Nietzsche’s perspectivism has a lot going for it, but “There are no facts” goes too far. Like Kierkegaard, his interest is not in the impersonal, objective truth but in personal passion and the expression of his own creative will. He treated life itself as his artistic canvas, and his personal style as an artful creation. The two great 19th century precursors of existentialism disagreed about God and another world, but their individualistic repudiation of Truth as something larger and more important than themselves is of a piece.

Much in our experience is subjective, but “it’s all subjective” really is a lazy untruth. That’s an ironic charge to lay at the feet of either the great self-styled philosopher of adversity (“What doesn’t kill me” etc.) or the tortured sufferer of “sickness unto death” but it seems accurate. Accuracy: another feather on the scale tipping toward some notion of objectivity as our goal in assessing matters of fact.

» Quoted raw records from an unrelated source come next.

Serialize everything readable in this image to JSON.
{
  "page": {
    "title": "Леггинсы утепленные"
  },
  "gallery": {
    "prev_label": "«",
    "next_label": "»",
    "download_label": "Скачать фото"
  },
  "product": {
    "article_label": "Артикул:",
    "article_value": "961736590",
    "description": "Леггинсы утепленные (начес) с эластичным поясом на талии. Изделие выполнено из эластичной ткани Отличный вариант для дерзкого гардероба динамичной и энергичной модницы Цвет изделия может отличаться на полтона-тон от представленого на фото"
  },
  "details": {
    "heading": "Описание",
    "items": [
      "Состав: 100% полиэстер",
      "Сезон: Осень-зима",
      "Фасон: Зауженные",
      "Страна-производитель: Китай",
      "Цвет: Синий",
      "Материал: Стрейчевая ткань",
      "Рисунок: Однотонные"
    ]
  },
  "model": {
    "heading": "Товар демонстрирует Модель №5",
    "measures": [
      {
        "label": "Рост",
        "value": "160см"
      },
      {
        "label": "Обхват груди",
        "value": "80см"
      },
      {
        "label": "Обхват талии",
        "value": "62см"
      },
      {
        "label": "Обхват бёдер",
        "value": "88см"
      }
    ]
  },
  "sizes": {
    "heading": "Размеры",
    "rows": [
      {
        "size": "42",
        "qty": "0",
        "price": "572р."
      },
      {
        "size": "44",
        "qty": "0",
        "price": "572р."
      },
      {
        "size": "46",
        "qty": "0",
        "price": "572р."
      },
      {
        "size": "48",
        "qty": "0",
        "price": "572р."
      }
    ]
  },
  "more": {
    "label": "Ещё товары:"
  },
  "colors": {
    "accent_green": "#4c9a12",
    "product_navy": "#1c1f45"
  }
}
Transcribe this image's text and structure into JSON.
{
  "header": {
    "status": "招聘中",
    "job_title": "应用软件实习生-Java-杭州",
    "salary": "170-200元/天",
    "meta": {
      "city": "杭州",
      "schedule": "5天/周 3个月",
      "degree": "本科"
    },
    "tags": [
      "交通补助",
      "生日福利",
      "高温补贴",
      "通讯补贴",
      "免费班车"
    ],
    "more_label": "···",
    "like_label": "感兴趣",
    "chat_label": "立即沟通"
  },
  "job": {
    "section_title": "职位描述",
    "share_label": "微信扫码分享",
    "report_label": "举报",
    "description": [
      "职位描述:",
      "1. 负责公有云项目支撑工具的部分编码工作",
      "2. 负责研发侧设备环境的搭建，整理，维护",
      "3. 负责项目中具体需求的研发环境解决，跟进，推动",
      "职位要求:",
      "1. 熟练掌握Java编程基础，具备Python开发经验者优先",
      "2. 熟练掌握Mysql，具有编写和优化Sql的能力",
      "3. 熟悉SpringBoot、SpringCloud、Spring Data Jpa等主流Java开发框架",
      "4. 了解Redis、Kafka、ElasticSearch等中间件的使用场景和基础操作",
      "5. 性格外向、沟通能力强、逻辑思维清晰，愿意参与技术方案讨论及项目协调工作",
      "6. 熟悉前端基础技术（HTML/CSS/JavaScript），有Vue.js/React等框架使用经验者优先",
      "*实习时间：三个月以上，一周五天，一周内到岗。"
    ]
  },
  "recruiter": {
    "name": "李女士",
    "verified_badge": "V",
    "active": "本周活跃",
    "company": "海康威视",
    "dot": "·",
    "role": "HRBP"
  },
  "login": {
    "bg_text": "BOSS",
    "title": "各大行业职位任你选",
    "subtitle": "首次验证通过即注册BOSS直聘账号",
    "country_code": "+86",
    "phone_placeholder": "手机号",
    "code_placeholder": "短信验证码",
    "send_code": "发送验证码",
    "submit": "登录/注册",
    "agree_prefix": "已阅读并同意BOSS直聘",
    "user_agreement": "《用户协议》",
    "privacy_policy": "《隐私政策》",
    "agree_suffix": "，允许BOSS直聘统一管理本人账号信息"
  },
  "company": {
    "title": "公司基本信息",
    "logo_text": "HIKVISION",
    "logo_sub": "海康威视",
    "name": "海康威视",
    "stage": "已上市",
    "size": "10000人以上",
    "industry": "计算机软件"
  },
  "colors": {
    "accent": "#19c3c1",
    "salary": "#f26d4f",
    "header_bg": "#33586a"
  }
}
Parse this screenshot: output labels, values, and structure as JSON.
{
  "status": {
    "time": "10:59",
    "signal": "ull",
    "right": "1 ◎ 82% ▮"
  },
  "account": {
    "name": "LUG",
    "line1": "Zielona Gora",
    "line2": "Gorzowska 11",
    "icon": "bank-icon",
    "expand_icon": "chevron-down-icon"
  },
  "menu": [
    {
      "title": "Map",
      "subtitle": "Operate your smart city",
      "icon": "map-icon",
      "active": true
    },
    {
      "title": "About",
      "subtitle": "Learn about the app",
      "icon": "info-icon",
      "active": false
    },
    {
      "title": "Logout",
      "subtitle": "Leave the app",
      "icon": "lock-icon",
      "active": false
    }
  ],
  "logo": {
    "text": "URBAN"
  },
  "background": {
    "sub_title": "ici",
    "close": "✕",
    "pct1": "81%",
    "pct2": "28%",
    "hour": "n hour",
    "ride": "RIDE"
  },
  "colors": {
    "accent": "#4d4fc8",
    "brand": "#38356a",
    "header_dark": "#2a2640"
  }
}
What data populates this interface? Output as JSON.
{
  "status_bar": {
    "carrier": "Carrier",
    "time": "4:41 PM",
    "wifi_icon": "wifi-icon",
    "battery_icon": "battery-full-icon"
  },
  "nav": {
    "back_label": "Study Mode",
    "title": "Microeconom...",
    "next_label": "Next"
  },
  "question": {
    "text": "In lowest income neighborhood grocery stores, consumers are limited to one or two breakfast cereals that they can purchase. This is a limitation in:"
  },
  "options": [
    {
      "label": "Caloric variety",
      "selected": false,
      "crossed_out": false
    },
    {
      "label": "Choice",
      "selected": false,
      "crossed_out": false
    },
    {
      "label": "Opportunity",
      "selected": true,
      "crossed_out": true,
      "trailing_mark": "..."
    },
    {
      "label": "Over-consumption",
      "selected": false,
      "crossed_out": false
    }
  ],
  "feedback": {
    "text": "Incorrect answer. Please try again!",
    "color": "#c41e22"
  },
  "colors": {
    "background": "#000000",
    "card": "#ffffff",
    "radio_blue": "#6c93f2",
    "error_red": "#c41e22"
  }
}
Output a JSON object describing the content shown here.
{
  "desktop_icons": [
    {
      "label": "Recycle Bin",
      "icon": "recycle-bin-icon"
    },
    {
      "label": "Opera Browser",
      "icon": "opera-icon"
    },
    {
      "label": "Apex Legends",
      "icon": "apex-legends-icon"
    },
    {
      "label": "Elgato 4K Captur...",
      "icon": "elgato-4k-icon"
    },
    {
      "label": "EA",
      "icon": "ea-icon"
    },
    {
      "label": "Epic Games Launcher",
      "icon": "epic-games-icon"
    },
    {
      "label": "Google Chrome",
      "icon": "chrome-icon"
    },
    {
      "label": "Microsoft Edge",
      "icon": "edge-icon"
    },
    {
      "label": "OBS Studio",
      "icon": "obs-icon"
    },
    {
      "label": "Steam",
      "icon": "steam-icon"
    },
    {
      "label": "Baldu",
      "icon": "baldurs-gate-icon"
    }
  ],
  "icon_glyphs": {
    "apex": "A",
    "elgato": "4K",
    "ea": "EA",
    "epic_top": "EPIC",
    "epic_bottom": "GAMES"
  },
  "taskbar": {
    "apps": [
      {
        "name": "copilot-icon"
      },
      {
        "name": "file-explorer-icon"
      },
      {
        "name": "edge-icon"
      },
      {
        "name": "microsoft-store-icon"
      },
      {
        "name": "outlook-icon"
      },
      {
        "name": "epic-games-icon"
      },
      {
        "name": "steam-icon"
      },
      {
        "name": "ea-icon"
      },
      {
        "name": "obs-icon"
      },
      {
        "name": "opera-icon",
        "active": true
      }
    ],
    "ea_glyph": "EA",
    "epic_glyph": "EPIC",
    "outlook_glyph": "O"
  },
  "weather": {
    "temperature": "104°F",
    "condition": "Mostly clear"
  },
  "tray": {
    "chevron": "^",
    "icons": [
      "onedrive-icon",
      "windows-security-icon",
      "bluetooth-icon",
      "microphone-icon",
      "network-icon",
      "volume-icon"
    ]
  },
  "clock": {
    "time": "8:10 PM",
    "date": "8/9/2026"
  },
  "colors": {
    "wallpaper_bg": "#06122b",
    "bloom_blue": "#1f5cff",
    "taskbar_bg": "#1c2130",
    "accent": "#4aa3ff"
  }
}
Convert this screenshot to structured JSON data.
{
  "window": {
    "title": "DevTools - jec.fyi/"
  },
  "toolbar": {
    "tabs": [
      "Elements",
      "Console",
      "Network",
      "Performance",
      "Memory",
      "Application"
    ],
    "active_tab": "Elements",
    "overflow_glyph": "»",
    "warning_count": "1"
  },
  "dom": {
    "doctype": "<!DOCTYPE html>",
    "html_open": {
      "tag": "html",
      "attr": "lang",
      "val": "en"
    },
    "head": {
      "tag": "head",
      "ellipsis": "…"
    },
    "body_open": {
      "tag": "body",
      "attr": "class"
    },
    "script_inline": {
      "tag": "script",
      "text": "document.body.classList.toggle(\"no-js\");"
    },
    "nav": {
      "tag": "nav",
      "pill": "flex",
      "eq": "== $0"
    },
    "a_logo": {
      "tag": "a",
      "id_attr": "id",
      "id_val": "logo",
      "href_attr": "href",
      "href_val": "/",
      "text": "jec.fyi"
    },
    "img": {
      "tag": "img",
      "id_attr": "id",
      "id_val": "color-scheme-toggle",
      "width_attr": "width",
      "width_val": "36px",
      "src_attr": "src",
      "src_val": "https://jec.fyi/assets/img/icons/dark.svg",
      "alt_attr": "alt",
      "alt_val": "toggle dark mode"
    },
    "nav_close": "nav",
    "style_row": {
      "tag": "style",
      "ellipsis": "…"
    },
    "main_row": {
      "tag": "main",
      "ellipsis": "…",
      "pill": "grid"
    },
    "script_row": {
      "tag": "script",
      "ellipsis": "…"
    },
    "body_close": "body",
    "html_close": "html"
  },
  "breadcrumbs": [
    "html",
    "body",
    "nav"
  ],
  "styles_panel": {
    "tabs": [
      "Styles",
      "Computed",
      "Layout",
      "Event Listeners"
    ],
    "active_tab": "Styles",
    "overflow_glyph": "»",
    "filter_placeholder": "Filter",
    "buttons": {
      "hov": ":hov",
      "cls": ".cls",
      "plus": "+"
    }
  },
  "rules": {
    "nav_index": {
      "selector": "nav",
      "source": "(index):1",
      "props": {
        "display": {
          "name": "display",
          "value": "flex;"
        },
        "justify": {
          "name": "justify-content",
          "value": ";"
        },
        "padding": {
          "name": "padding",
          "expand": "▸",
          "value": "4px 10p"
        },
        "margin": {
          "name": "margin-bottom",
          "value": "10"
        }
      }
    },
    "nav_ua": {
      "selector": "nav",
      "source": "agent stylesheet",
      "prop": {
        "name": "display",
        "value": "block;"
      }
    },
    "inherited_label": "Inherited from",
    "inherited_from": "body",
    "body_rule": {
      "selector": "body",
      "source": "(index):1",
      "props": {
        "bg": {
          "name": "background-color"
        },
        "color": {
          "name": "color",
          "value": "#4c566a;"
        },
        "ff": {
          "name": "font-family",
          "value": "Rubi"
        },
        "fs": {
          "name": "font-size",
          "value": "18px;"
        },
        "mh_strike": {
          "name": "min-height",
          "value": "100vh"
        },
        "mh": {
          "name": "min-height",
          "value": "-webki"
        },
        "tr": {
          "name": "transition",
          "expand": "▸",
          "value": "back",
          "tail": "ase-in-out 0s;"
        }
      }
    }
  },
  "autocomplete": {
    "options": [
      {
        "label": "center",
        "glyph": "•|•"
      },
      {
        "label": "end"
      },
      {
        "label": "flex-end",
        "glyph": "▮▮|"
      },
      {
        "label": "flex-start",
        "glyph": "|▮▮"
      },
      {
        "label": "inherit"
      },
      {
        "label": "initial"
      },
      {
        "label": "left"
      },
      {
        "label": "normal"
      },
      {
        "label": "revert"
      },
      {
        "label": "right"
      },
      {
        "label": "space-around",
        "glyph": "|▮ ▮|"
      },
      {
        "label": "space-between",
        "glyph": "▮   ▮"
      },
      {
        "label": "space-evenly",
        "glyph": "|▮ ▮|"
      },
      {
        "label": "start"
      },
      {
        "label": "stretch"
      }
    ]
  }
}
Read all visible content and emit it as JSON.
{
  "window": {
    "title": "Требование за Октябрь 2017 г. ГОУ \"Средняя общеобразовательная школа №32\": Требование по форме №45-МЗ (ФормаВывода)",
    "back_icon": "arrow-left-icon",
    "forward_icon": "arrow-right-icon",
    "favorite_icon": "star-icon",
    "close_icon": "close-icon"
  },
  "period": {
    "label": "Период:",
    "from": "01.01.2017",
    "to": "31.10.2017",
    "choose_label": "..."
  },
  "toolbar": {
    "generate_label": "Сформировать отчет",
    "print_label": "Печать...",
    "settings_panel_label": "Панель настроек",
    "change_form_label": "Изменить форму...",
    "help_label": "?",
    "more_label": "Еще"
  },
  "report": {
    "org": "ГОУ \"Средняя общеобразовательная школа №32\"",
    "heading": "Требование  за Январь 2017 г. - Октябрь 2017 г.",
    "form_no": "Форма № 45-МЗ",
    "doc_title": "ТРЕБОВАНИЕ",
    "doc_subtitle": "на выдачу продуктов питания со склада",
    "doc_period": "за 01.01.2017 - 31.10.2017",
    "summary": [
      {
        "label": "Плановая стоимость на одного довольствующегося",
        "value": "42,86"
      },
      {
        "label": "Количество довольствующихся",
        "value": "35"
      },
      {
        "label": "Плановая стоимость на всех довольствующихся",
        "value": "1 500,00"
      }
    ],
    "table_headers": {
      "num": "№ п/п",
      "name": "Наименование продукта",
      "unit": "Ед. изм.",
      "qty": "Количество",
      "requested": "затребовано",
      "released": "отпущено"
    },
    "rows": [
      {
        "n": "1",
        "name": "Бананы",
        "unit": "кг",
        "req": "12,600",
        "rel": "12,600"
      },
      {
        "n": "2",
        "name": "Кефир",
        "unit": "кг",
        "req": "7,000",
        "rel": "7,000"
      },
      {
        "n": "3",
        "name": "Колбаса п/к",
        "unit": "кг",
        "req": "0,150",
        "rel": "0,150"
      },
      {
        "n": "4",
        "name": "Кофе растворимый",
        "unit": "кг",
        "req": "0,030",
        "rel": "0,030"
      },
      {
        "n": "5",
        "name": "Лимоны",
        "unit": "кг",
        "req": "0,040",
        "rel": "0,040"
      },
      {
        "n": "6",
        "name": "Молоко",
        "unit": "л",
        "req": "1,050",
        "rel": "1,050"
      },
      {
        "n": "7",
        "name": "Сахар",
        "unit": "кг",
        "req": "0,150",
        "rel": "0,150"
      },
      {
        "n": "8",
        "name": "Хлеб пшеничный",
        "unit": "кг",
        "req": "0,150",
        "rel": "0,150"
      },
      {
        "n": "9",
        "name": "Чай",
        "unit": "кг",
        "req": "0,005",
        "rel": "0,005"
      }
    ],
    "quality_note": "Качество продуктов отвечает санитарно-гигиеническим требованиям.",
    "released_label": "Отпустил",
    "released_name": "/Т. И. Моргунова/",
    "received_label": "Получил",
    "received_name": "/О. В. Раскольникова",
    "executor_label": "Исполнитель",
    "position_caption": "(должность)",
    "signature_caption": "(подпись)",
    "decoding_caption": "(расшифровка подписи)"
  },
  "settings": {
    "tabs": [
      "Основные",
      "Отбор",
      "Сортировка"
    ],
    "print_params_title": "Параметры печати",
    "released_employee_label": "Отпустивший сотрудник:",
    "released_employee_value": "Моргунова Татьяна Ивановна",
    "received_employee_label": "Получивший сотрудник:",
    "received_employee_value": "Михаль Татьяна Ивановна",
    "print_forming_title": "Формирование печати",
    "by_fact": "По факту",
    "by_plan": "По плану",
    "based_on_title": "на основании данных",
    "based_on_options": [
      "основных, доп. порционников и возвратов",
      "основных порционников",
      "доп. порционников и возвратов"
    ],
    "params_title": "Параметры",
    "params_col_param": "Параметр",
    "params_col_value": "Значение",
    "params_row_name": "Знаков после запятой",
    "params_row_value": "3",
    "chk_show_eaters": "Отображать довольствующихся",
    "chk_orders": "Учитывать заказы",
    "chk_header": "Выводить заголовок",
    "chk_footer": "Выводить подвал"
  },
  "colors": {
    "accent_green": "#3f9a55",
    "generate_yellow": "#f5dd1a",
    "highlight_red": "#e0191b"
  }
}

You’re on your own with Foucault and Habermas, I developed a blind prejudice against them both long ago. My  bad, I suppose.

W.V.O. Quine (1908-2000) was intriguing and original– I spent part of a party drinking with him in the kitchen once– but I’veQuine never had any trouble communicating about rabbits (“gavagai!”), even after a drink or two. (I used to wonder, with that string of initials,  if he might not have been a good spokesperson for the Seagram’s label.) His indeterminacy thesis seems overblown, but I’m sure he was right to emphasize holism and the web of belief. Novel experiences invite creative and experimental assimilation. That’s the spirit of science.

bertrandrussellthumbFinally, Lord Russell. He often said things he didn’t mean, for the sheer shock and amusement of it. I’m pretty sure he didn’t really mean it when he wrote, “Better the world should perish than I or any other  human being should believe a lie.” That’s on a par with Hume’s pricked pinky, an instigating statement designed to provoke serious “out of the box” reflection. And it echoes Clifford: “It is wrong always, everywhere, and for every one, to believe anything upon insufficient evidence.”

I’m with James on this, though: “Our errors are surely not such awfully solemn things. In a world where we are so certain to incur them in spite of all our caution, a certain lightness of heart seems healthier than this excessive nervousness on their behalf. At any rate, it seems the fittest thing for the empiricist philosopher.”

We’ve all swallowed our share of lies and inadvertent untruths, and peddled ’em too. Thankfully, the world has survived our collective duplicity and ignorance. We must hope it’s getting better at detecting the truth, and wanting to.